Anti-aliasing (by OpenGL multi-sampling),
see AntiAliasing property.
6. Scene manager and comfortable API
We have a comfortable and extensible implementation of scene manager and 3D objects. You have a ready implementation of levels, creatures (with AI), items, players and other things typical to 3D games.
You can extend it in many ways.
You can also make your own 3D objects (if your game 3D world doesn't fit in our idea of creatures/levels etc.) by descending from TCastleTransform.
3D and 2D. Not everything is about 3D. Our API is perfect for 2D games too, with flexible (and pixel-perfect) rendering of 2D images, movies, text and everything you can compose from them (like GUI controls). We also support Spine which is very cool for creating 2D animations.
view3dscene tool to view
and inspect your 3D models, before loading them in your game.
(buttons, panels, tooltips, on-screen menus etc.) are available.
Customizing their look is very easy.
Also creating your own 2D controls, using smartly stretched images and text,
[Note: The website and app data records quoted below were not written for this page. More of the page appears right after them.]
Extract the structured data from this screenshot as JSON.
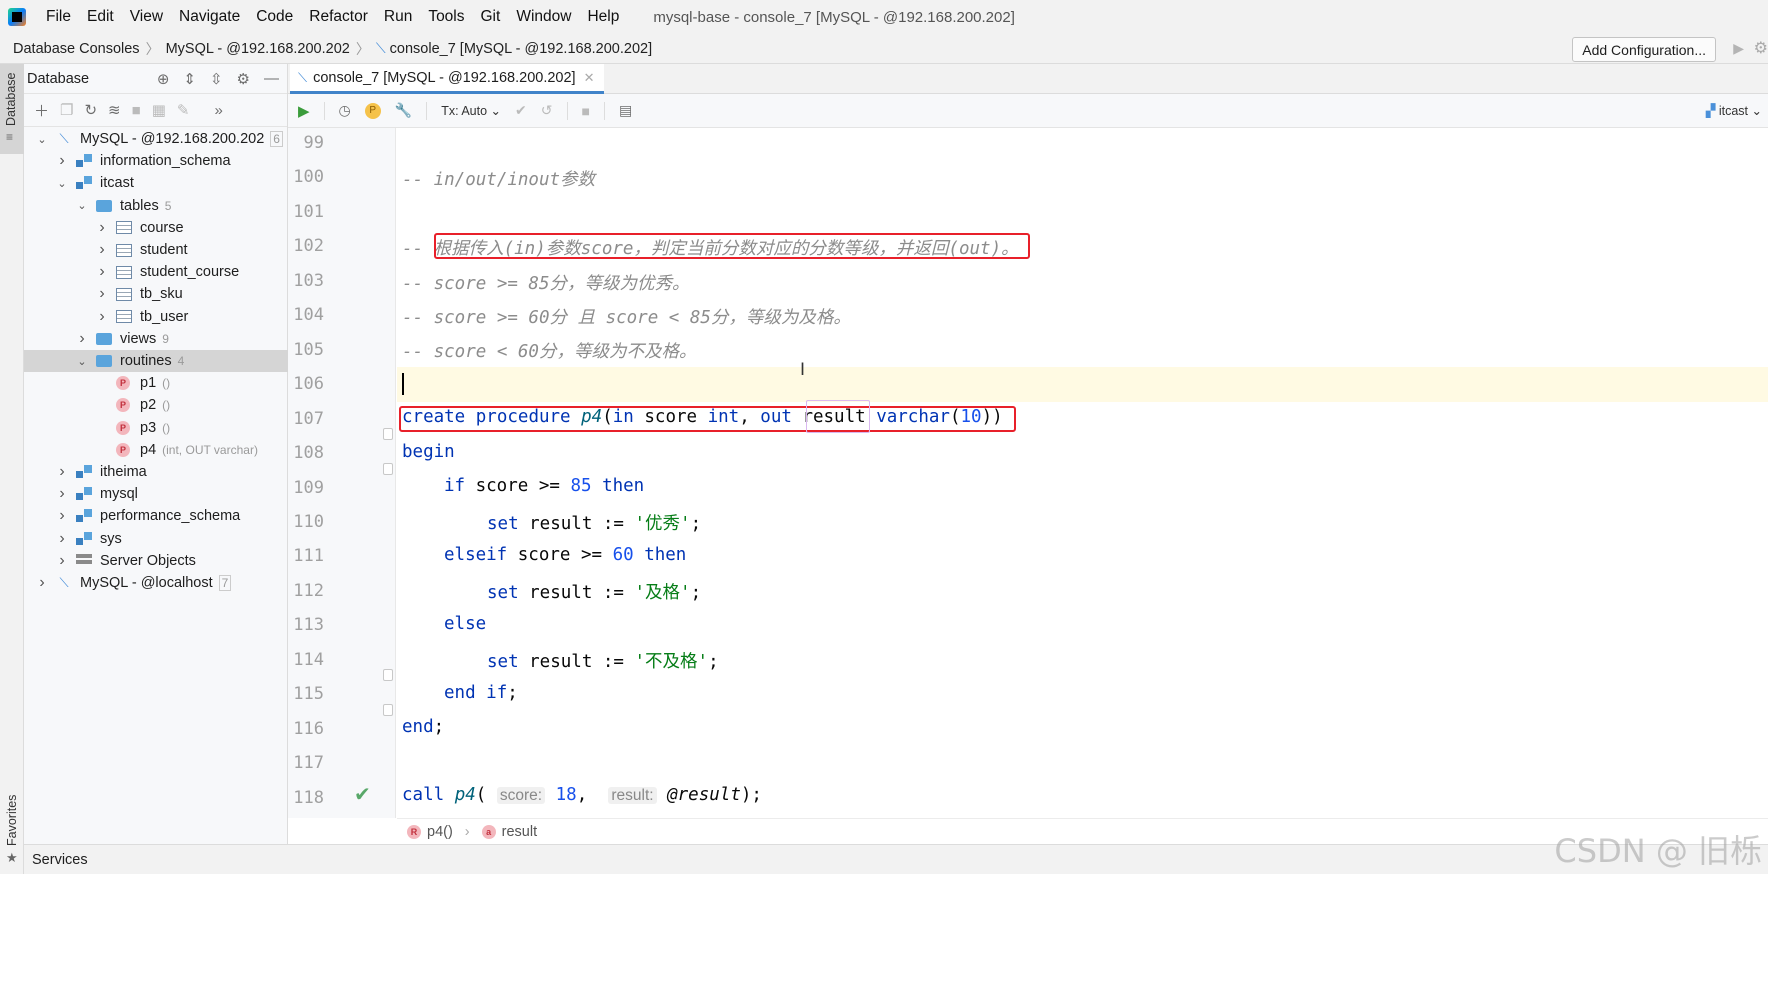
{
  "menubar": {
    "items": [
      "File",
      "Edit",
      "View",
      "Navigate",
      "Code",
      "Refactor",
      "Run",
      "Tools",
      "Git",
      "Window",
      "Help"
    ],
    "window_title": "mysql-base - console_7 [MySQL - @192.168.200.202]"
  },
  "navbar": {
    "crumbs": [
      "Database Consoles",
      "MySQL - @192.168.200.202",
      "console_7 [MySQL - @192.168.200.202]"
    ],
    "add_config": "Add Configuration..."
  },
  "left_stripe": {
    "database_label": "Database",
    "favorites_label": "Favorites"
  },
  "db_panel": {
    "title": "Database",
    "tree": [
      {
        "label": "MySQL - @192.168.200.202",
        "count": "6",
        "icon": "connection-icon",
        "level": 0,
        "expanded": true
      },
      {
        "label": "information_schema",
        "icon": "schema-icon",
        "level": 1,
        "expanded": false
      },
      {
        "label": "itcast",
        "icon": "schema-icon",
        "level": 1,
        "expanded": true
      },
      {
        "label": "tables",
        "count": "5",
        "icon": "folder-icon",
        "level": 2,
        "expanded": true
      },
      {
        "label": "course",
        "icon": "table-icon",
        "level": 3,
        "expanded": false
      },
      {
        "label": "student",
        "icon": "table-icon",
        "level": 3,
        "expanded": false
      },
      {
        "label": "student_course",
        "icon": "table-icon",
        "level": 3,
        "expanded": false
      },
      {
        "label": "tb_sku",
        "icon": "table-icon",
        "level": 3,
        "expanded": false
      },
      {
        "label": "tb_user",
        "icon": "table-icon",
        "level": 3,
        "expanded": false
      },
      {
        "label": "views",
        "count": "9",
        "icon": "folder-icon",
        "level": 2,
        "expanded": false
      },
      {
        "label": "routines",
        "count": "4",
        "icon": "folder-icon",
        "level": 2,
        "expanded": true,
        "selected": true
      },
      {
        "label": "p1",
        "count": "()",
        "icon": "procedure-icon",
        "level": 3
      },
      {
        "label": "p2",
        "count": "()",
        "icon": "procedure-icon",
        "level": 3
      },
      {
        "label": "p3",
        "count": "()",
        "icon": "procedure-icon",
        "level": 3
      },
      {
        "label": "p4",
        "count": "(int, OUT varchar)",
        "icon": "procedure-icon",
        "level": 3
      },
      {
        "label": "itheima",
        "icon": "schema-icon",
        "level": 1,
        "expanded": false
      },
      {
        "label": "mysql",
        "icon": "schema-icon",
        "level": 1,
        "expanded": false
      },
      {
        "label": "performance_schema",
        "icon": "schema-icon",
        "level": 1,
        "expanded": false
      },
      {
        "label": "sys",
        "icon": "schema-icon",
        "level": 1,
        "expanded": false
      },
      {
        "label": "Server Objects",
        "icon": "server-icon",
        "level": 1,
        "expanded": false
      },
      {
        "label": "MySQL - @localhost",
        "count": "7",
        "icon": "connection-icon",
        "level": 0,
        "expanded": false
      }
    ]
  },
  "editor": {
    "tab_label": "console_7 [MySQL - @192.168.200.202]",
    "tx_label": "Tx: Auto",
    "schema_label": "itcast",
    "line_numbers": [
      "99",
      "100",
      "101",
      "102",
      "103",
      "104",
      "105",
      "106",
      "107",
      "108",
      "109",
      "110",
      "111",
      "112",
      "113",
      "114",
      "115",
      "116",
      "117",
      "118"
    ],
    "lines": {
      "l100": "-- in/out/inout参数",
      "l102_prefix": "-- ",
      "l102_comment": "根据传入(in)参数score，判定当前分数对应的分数等级，并返回(out)。",
      "l103": "-- score >= 85分，等级为优秀。",
      "l104": "-- score >= 60分 且 score < 85分，等级为及格。",
      "l105": "-- score < 60分，等级为不及格。",
      "l107": {
        "create": "create",
        "procedure": "procedure",
        "name": "p4",
        "open": "(",
        "in": "in",
        "p1": " score ",
        "int": "int",
        "comma": ", ",
        "out": "out",
        "p2": " result ",
        "varchar": "varchar",
        "lp": "(",
        "n10": "10",
        "close": "))"
      },
      "l108": "begin",
      "l109": {
        "if": "if",
        "mid": " score >= ",
        "n": "85",
        "then": "then"
      },
      "l110": {
        "set": "set",
        "mid": " result := ",
        "str": "'优秀'",
        "end": ";"
      },
      "l111": {
        "elseif": "elseif",
        "mid": " score >= ",
        "n": "60",
        "then": "then"
      },
      "l112": {
        "set": "set",
        "mid": " result := ",
        "str": "'及格'",
        "end": ";"
      },
      "l113": "else",
      "l114": {
        "set": "set",
        "mid": " result := ",
        "str": "'不及格'",
        "end": ";"
      },
      "l115": {
        "end": "end",
        "if": "if",
        "semi": ";"
      },
      "l116": {
        "end": "end",
        "semi": ";"
      },
      "l118": {
        "call": "call",
        "name": "p4",
        "open": "(",
        "hint1": "score:",
        "n": "18",
        "comma": ", ",
        "hint2": "result:",
        "var": "@result",
        "close": ");"
      }
    }
  },
  "breadcrumb_bottom": {
    "item1": "p4()",
    "item2": "result"
  },
  "statusbar": {
    "services": "Services"
  },
  "watermark": "CSDN @ 旧栎",
  "colors": {
    "keyword": "#0033b3",
    "number": "#1750eb",
    "string": "#067d17",
    "comment": "#8c8c8c",
    "highlight": "#e8202a",
    "accent": "#4083c9"
  }
}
is very easy.
Good for games, where making a custom-looking GUI (that fits with
your game theme) is important.
See CastleControls unit.
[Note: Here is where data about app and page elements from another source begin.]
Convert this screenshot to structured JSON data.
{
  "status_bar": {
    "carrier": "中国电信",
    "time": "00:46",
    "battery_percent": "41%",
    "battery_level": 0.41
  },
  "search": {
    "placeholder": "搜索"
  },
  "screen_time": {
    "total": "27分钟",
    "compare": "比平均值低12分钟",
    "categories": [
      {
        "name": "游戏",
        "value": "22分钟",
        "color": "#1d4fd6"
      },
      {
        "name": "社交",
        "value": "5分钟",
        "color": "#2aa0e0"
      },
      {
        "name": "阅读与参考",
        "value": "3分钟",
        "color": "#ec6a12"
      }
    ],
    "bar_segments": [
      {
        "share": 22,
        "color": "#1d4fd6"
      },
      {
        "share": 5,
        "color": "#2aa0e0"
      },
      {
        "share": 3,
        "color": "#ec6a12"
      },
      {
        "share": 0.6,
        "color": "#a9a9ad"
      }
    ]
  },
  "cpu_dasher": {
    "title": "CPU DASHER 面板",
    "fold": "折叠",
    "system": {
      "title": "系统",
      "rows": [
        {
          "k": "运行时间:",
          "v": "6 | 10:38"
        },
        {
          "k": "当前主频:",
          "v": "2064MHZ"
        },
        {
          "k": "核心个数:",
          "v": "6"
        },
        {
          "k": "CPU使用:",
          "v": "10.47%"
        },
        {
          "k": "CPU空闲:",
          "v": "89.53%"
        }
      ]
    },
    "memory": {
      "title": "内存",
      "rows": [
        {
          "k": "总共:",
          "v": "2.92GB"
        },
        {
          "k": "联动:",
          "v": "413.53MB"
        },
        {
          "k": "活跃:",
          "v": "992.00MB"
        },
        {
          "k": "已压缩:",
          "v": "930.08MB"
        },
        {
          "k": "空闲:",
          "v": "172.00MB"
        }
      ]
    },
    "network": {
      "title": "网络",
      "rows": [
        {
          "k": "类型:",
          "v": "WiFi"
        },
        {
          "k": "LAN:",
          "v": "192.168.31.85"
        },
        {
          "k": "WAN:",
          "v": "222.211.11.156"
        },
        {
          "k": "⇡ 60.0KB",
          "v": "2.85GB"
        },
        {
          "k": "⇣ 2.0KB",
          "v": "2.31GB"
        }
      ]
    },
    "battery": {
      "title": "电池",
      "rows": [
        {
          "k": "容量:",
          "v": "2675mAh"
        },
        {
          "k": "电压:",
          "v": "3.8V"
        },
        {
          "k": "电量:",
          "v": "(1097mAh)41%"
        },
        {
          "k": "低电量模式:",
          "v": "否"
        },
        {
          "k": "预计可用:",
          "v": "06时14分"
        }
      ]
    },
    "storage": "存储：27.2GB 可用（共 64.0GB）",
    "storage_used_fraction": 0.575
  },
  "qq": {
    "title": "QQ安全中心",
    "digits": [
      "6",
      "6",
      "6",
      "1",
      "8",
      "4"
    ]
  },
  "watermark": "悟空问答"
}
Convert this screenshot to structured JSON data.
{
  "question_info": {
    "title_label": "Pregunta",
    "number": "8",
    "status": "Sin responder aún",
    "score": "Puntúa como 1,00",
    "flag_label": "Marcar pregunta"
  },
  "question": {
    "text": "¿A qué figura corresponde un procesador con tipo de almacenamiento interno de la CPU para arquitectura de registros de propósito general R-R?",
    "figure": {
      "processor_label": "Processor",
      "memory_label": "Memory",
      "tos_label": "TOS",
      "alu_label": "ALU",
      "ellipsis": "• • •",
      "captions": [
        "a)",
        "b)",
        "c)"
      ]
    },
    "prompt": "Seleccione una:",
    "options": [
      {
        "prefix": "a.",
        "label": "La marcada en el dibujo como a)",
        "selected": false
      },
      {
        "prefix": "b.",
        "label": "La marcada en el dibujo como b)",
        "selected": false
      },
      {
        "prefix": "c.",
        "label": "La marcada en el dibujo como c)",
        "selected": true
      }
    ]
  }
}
Although the main focus of the engine is real-time rendering,
we have also implemented a software ray-tracer, just to show that it's
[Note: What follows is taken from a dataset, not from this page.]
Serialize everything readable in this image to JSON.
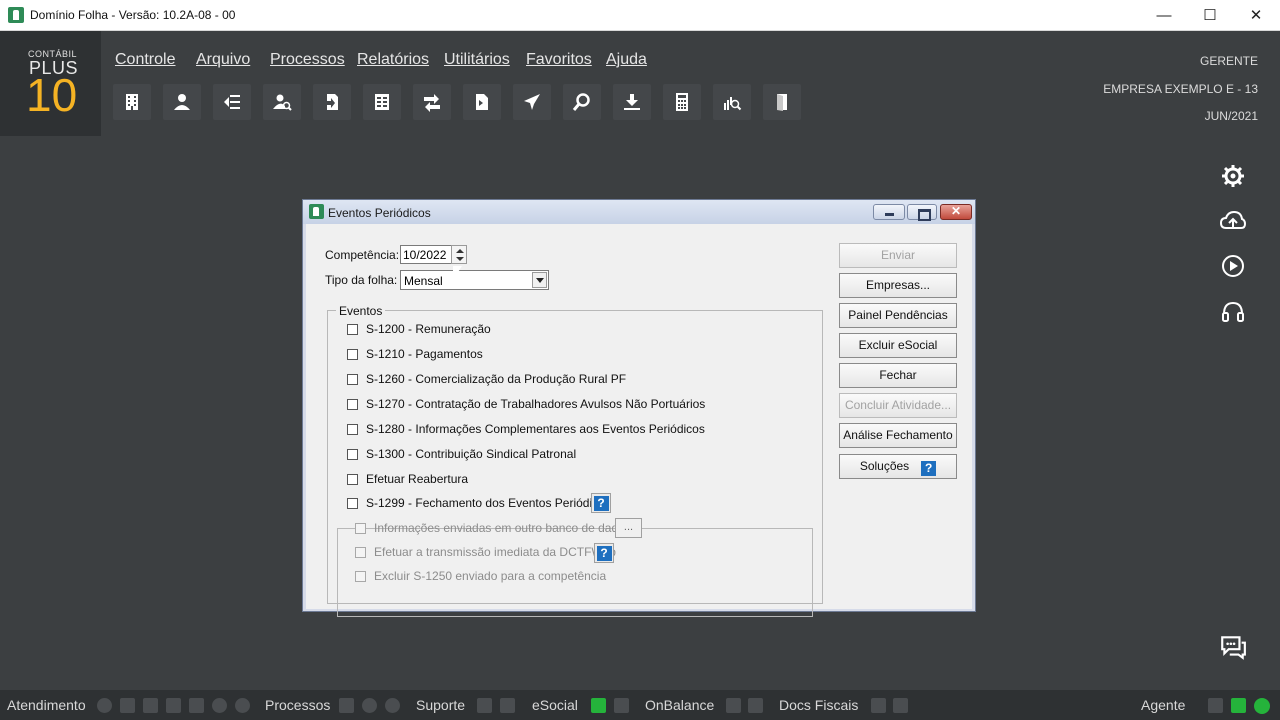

possible! Two ray-tracing algorithms may be used:
deterministic (classic Whitted-style ray-tracer)
or Monte Carlo path tracing.
All the engine 3D formats are supported, with smooth normals, textures,
See the gallery and the
Playing movie files. This includes loading and saving
as image sequence or "real" movie files (ffmpeg
is needed to encode / decode movie files). While the implementation
is limited to a small movies for now (as memory consumption is large),
it's perfect for flame or smoke animation in games. We even have a simple
movie editor as an example program in engine sources.
TGLVideo2D and related classes.
You can read maps designed using
Tiled Map Editor.
A default visualization (as a 2D control) is included in the engine,
but you can also read the map information and display it on your own,
in 2D or 3D. See the examples/tiled/ in the engine code.
You can convert a spritesheet from Cocos2D or Starling formats into X3D.
See the program tools/sprite-sheet-to-x3d distributed
as part of the engine.
We have ready window classes (TCastleWindow)
and Lazarus components (TCastleControl) to make simple
X3D and other 3D models browser, on a Lazarus form or independent from Lazarus LCL.
The engine is integrated with Lazarus —
we have various Lazarus components.
Engine components are independent when possible.
For example, you can only take model loading and processing
code, and write the rendering yourself. Or you can use our OpenGL rendering,
but still initialize OpenGL context yourself (no requirement to do it
by our CastleWindow unit). And so on.
Of course, ultimately you can just use everything from our engine,
nicely integrated — but the point is that you don't have to.
Engine can be used to develop natively-looking tools, not just OpenGL games,
since our OpenGL controls integrate with any GUI library (Lazarus LCL, GTK,
You can embed the engine in a normal GUI program.
You can use multiple OpenGL controls and windows visualizing (the same
or different) game world.
There are also various classes for processing 3D data
without any rendering (like TCastleSceneCore), these are of course useful too
(e.g. to write ray-tracers).
The engine is developed for the Free Pascal Compiler, an open-source cross-platform compiler. We have Lazarus components for RAD development, although the core engine doesn't depend on Lazarus LCL and you can develop full games with pure FPC (we have our own OpenGL window management unit, if you want). The whole engine is 100% clean Object Pascal code.
Do you use our engine or view3dscene?
Please make us happy and tell us about it!
For example, post a a screenshot to our
We will happily use the best screenshots to showcase our engine here.
This is the time where you can show your cool work environment
(maybe a peek at your editor), or show us a glance of your
new game / tool you develop :)